* PROBLEM *
Output the listing below verbatim, but drop the images.

* SUPPLIED DATA *
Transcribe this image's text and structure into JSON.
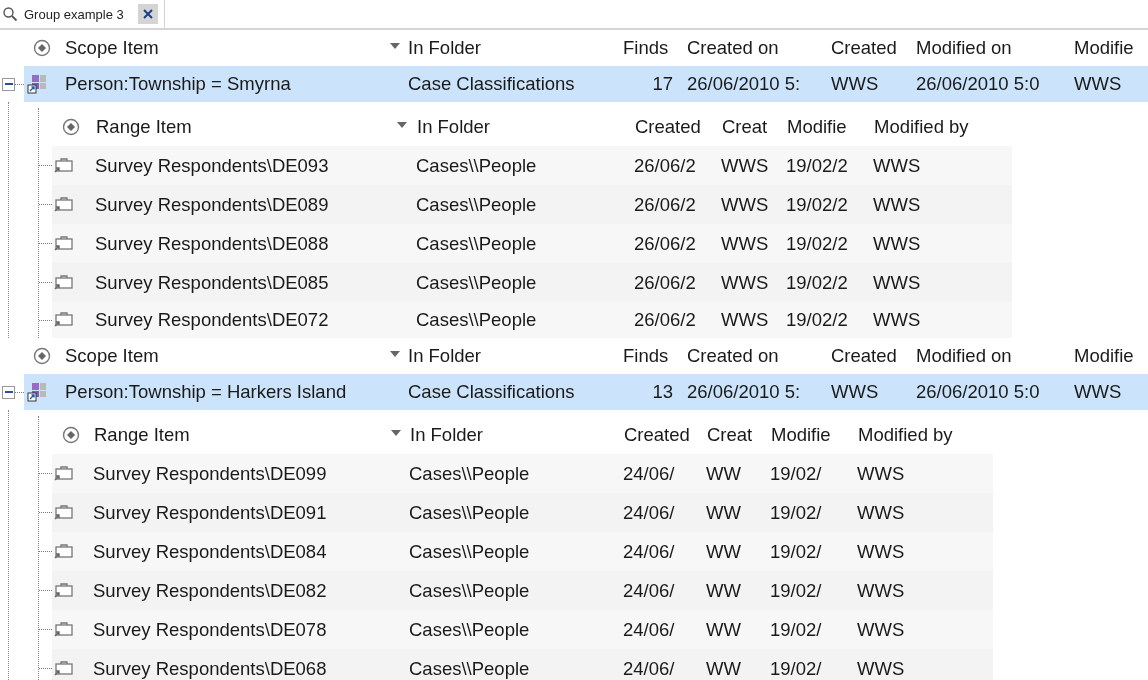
{
  "tab": {
    "title": "Group example 3",
    "selected": true
  },
  "groups": [
    {
      "scope_columns": [
        "Scope Item",
        "In Folder",
        "Finds",
        "Created on",
        "Created",
        "Modified on",
        "Modifie"
      ],
      "scope": {
        "name": "Person:Township = Smyrna",
        "folder": "Case Classifications",
        "finds": "17",
        "created_on": "26/06/2010 5:",
        "created": "WWS",
        "modified_on": "26/06/2010 5:0",
        "modified": "WWS",
        "expanded": true
      },
      "range_columns": [
        "Range Item",
        "In Folder",
        "Created",
        "Creat",
        "Modifie",
        "Modified by"
      ],
      "rows": [
        {
          "name": "Survey Respondents\\DE093",
          "folder": "Cases\\\\People",
          "created": "26/06/2",
          "creat": "WWS",
          "modified": "19/02/2",
          "modified_by": "WWS"
        },
        {
          "name": "Survey Respondents\\DE089",
          "folder": "Cases\\\\People",
          "created": "26/06/2",
          "creat": "WWS",
          "modified": "19/02/2",
          "modified_by": "WWS"
        },
        {
          "name": "Survey Respondents\\DE088",
          "folder": "Cases\\\\People",
          "created": "26/06/2",
          "creat": "WWS",
          "modified": "19/02/2",
          "modified_by": "WWS"
        },
        {
          "name": "Survey Respondents\\DE085",
          "folder": "Cases\\\\People",
          "created": "26/06/2",
          "creat": "WWS",
          "modified": "19/02/2",
          "modified_by": "WWS"
        },
        {
          "name": "Survey Respondents\\DE072",
          "folder": "Cases\\\\People",
          "created": "26/06/2",
          "creat": "WWS",
          "modified": "19/02/2",
          "modified_by": "WWS"
        }
      ]
    },
    {
      "scope_columns": [
        "Scope Item",
        "In Folder",
        "Finds",
        "Created on",
        "Created",
        "Modified on",
        "Modifie"
      ],
      "scope": {
        "name": "Person:Township = Harkers Island",
        "folder": "Case Classifications",
        "finds": "13",
        "created_on": "26/06/2010 5:",
        "created": "WWS",
        "modified_on": "26/06/2010 5:0",
        "modified": "WWS",
        "expanded": true
      },
      "range_columns": [
        "Range Item",
        "In Folder",
        "Created",
        "Creat",
        "Modifie",
        "Modified by"
      ],
      "rows": [
        {
          "name": "Survey Respondents\\DE099",
          "folder": "Cases\\\\People",
          "created": "24/06/",
          "creat": "WW",
          "modified": "19/02/",
          "modified_by": "WWS"
        },
        {
          "name": "Survey Respondents\\DE091",
          "folder": "Cases\\\\People",
          "created": "24/06/",
          "creat": "WW",
          "modified": "19/02/",
          "modified_by": "WWS"
        },
        {
          "name": "Survey Respondents\\DE084",
          "folder": "Cases\\\\People",
          "created": "24/06/",
          "creat": "WW",
          "modified": "19/02/",
          "modified_by": "WWS"
        },
        {
          "name": "Survey Respondents\\DE082",
          "folder": "Cases\\\\People",
          "created": "24/06/",
          "creat": "WW",
          "modified": "19/02/",
          "modified_by": "WWS"
        },
        {
          "name": "Survey Respondents\\DE078",
          "folder": "Cases\\\\People",
          "created": "24/06/",
          "creat": "WW",
          "modified": "19/02/",
          "modified_by": "WWS"
        },
        {
          "name": "Survey Respondents\\DE068",
          "folder": "Cases\\\\People",
          "created": "24/06/",
          "creat": "WW",
          "modified": "19/02/",
          "modified_by": "WWS"
        }
      ]
    }
  ]
}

* EXERCISE OUTPUT *
Transcribe this image's text and structure into JSON.
{
  "tab": {
    "title": "Group example 3",
    "selected": true
  },
  "groups": [
    {
      "scope_columns": [
        "Scope Item",
        "In Folder",
        "Finds",
        "Created on",
        "Created",
        "Modified on",
        "Modifie"
      ],
      "scope": {
        "name": "Person:Township = Smyrna",
        "folder": "Case Classifications",
        "finds": "17",
        "created_on": "26/06/2010 5:",
        "created": "WWS",
        "modified_on": "26/06/2010 5:0",
        "modified": "WWS",
        "expanded": true
      },
      "range_columns": [
        "Range Item",
        "In Folder",
        "Created",
        "Creat",
        "Modifie",
        "Modified by"
      ],
      "rows": [
        {
          "name": "Survey Respondents\\DE093",
          "folder": "Cases\\\\People",
          "created": "26/06/2",
          "creat": "WWS",
          "modified": "19/02/2",
          "modified_by": "WWS"
        },
        {
          "name": "Survey Respondents\\DE089",
          "folder": "Cases\\\\People",
          "created": "26/06/2",
          "creat": "WWS",
          "modified": "19/02/2",
          "modified_by": "WWS"
        },
        {
          "name": "Survey Respondents\\DE088",
          "folder": "Cases\\\\People",
          "created": "26/06/2",
          "creat": "WWS",
          "modified": "19/02/2",
          "modified_by": "WWS"
        },
        {
          "name": "Survey Respondents\\DE085",
          "folder": "Cases\\\\People",
          "created": "26/06/2",
          "creat": "WWS",
          "modified": "19/02/2",
          "modified_by": "WWS"
        },
        {
          "name": "Survey Respondents\\DE072",
          "folder": "Cases\\\\People",
          "created": "26/06/2",
          "creat": "WWS",
          "modified": "19/02/2",
          "modified_by": "WWS"
        }
      ]
    },
    {
      "scope_columns": [
        "Scope Item",
        "In Folder",
        "Finds",
        "Created on",
        "Created",
        "Modified on",
        "Modifie"
      ],
      "scope": {
        "name": "Person:Township = Harkers Island",
        "folder": "Case Classifications",
        "finds": "13",
        "created_on": "26/06/2010 5:",
        "created": "WWS",
        "modified_on": "26/06/2010 5:0",
        "modified": "WWS",
        "expanded": true
      },
      "range_columns": [
        "Range Item",
        "In Folder",
        "Created",
        "Creat",
        "Modifie",
        "Modified by"
      ],
      "rows": [
        {
          "name": "Survey Respondents\\DE099",
          "folder": "Cases\\\\People",
          "created": "24/06/",
          "creat": "WW",
          "modified": "19/02/",
          "modified_by": "WWS"
        },
        {
          "name": "Survey Respondents\\DE091",
          "folder": "Cases\\\\People",
          "created": "24/06/",
          "creat": "WW",
          "modified": "19/02/",
          "modified_by": "WWS"
        },
        {
          "name": "Survey Respondents\\DE084",
          "folder": "Cases\\\\People",
          "created": "24/06/",
          "creat": "WW",
          "modified": "19/02/",
          "modified_by": "WWS"
        },
        {
          "name": "Survey Respondents\\DE082",
          "folder": "Cases\\\\People",
          "created": "24/06/",
          "creat": "WW",
          "modified": "19/02/",
          "modified_by": "WWS"
        },
        {
          "name": "Survey Respondents\\DE078",
          "folder": "Cases\\\\People",
          "created": "24/06/",
          "creat": "WW",
          "modified": "19/02/",
          "modified_by": "WWS"
        },
        {
          "name": "Survey Respondents\\DE068",
          "folder": "Cases\\\\People",
          "created": "24/06/",
          "creat": "WW",
          "modified": "19/02/",
          "modified_by": "WWS"
        }
      ]
    }
  ]
}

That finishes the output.